Bill Koselka is a proven senior manager with over 50 years’ experience in federal contracting within complex aerospace engineering environments, including large DOD primes and start-up operations. Most recently he has served in capture and business development roles helping various companies win strategic federal contracts.
Mr. Koselka's prior experience includes a long career as a manager for the Jet Propulsion Laboratory (JPL) leading the Deep Space Network, the Space Flight Operations Facility, and the Ground Communications Facility, and serving as Director of the Mission Operations Division. Mr. Koselka was the Program Manager for the NASA Sounding Rocket Operations Contract (NSROC) during its inception in 1998 to 2001.
Mr. Koselka was Assistant Professor in Aviation Technology at Embry Riddle Aeronautical University. He holds a Bachelor of Science degree in Aeronautical Engineering from University of Michigan, a Master of Science degree in Aeronautical Engineering from University of Washington, a Master of Science in Research & Development Management from Florida State University, and has also graduated from the Command and Staff College, Air War University.

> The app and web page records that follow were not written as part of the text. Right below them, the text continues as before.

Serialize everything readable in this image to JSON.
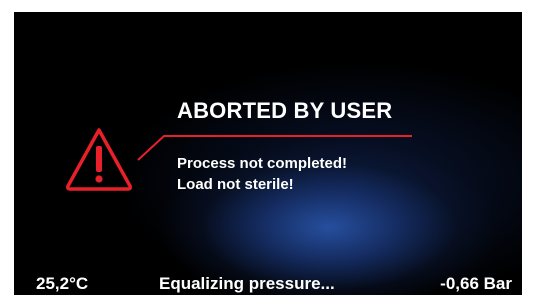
{
  "colors": {
    "background": "#000000",
    "glow": "#2852a5",
    "accent": "#e8202a",
    "text": "#ffffff"
  },
  "alert": {
    "icon": "warning-triangle-icon",
    "title": "ABORTED BY USER",
    "messages": [
      "Process not completed!",
      "Load not sterile!"
    ]
  },
  "status_bar": {
    "temperature": "25,2°C",
    "status": "Equalizing pressure...",
    "pressure": "-0,66 Bar"
  }
}
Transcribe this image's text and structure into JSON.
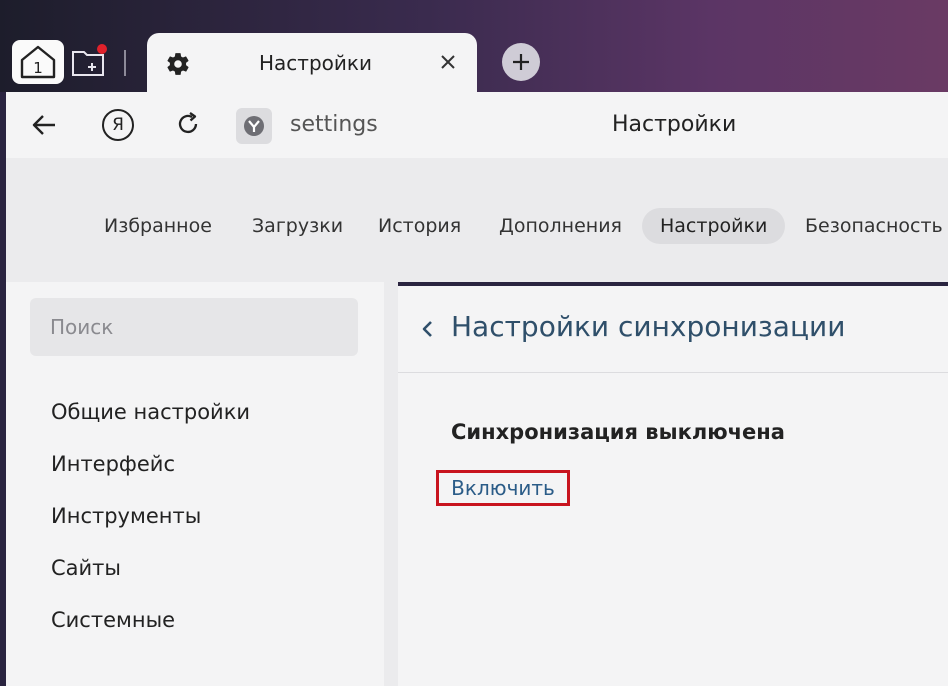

Charles J. Pellerin holds a Ph.D. in astrophysics from Catholic University as well as an executive MBA from Harvard Business School, and is the former decade-long director of NASA's Astrophysics Division, where he oversaw a multi-billion-dollar program, launched a dozen satellites, and led the team that repaired the Hubble Space Telescope. During his career, Dr. Pellerin has earned many awards, including NASA Goddard Space Flight Center’s highest patent-related award for a “Two-axis Fluxgate Magnetometer”, two Outstanding Leadership Medals from NASA for work as their Astrophysics Director, a Distinguished Service Medal from NASA for leadership of the Astrophysics Program, the Space Flight Award from the American Astronautical Society for developing the Great Observatories Program (which garnered over $15B for space astrophysics), and a Presidential Rank Award from U.S. Presidents Ronald Regan and Bill Clinton for his “…sustained superior accomplishments”.
Dr. Pellerin was also a Professor of Leadership at the University of Colorado’s Business School at Boulder, where he created and delivered a course on Leadership to undergraduates, MBAs, and executives. In 1995, Dr. Pellerin founded “4-D Systems”, where he supports his current passion supporting human-developers worldwide using his “4-D process” to enhance business performance. His book, How NASA Builds Teams (Wiley, 2009) continues to sell well in English and eight other languages. While Dr. Pellerin continues to receive honors from around the globe, a movie is currently in the works to chronicle his distinguished career and exemplary leadership skills. He currently makes his home in Boulder, Colorado, sharing a fulfilling life with his wife, Junko.
Janet L. Barth received a B.S. degree in Mathematics from the University of Maryland, where she pursued graduate studies in computer science, in 1978. Janet has been active in the radiation effects community for over 40 years. She was a lead radiation hardness assurance engineer for NASA space flight programs and supported the NASA Electronic Parts and Packaging (NEPP) Program, which focuses on the reliability of electronic parts for space programs. Ms. Barth was on the proposal team for the NASA Living With a Star (LWS) Program and served on NASA’s LWS Science Architecture Committee. She retired from NASA’s Goddard Space Flight Center (GSFC) in 2014.
At her retirement, she was the Chief of GSFC’s Electrical Engineering Division where she was responsible for the delivery of spacecraft and instrument avionics to NASA’s science missions, including the Solar Dynamics Observatory, the SWIFT Burst Alert Telescope, the Lunar Reconnaissance Orbiter, the Global Precipitation Measurement mission, and the Magnetospheric Multiscale Mission. She also directed the development of microwave and optical communications systems and suborbital avionics systems at NASA’s Wallops Flight Facility.